* **WHAT YOU HAVE TO DO**: As the answer, give a copy of each line below that includes the word "PerfInjust".

Segment Open

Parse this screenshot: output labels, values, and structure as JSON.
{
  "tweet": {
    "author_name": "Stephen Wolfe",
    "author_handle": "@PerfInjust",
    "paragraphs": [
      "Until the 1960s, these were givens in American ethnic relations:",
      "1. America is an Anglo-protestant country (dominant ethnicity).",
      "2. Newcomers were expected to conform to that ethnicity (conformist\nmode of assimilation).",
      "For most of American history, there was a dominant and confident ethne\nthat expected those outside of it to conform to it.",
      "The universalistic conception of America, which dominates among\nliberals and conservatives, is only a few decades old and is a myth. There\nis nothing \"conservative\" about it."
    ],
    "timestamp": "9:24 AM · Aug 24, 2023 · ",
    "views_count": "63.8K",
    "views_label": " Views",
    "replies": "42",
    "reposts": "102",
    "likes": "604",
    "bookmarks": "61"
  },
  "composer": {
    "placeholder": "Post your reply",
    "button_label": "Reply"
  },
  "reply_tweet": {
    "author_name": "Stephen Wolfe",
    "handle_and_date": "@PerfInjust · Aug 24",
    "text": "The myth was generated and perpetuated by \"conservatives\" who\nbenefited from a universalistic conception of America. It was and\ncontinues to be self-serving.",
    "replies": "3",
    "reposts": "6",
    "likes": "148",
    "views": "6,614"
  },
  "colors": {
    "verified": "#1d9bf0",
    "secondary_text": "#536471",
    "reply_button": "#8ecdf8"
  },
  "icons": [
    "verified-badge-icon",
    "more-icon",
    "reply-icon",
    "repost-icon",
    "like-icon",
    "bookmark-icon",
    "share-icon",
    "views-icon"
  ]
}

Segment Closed

* **OUTPUT OF THE EXERCISE**:
    "author_handle": "@PerfInjust",
    "handle_and_date": "@PerfInjust · Aug 24",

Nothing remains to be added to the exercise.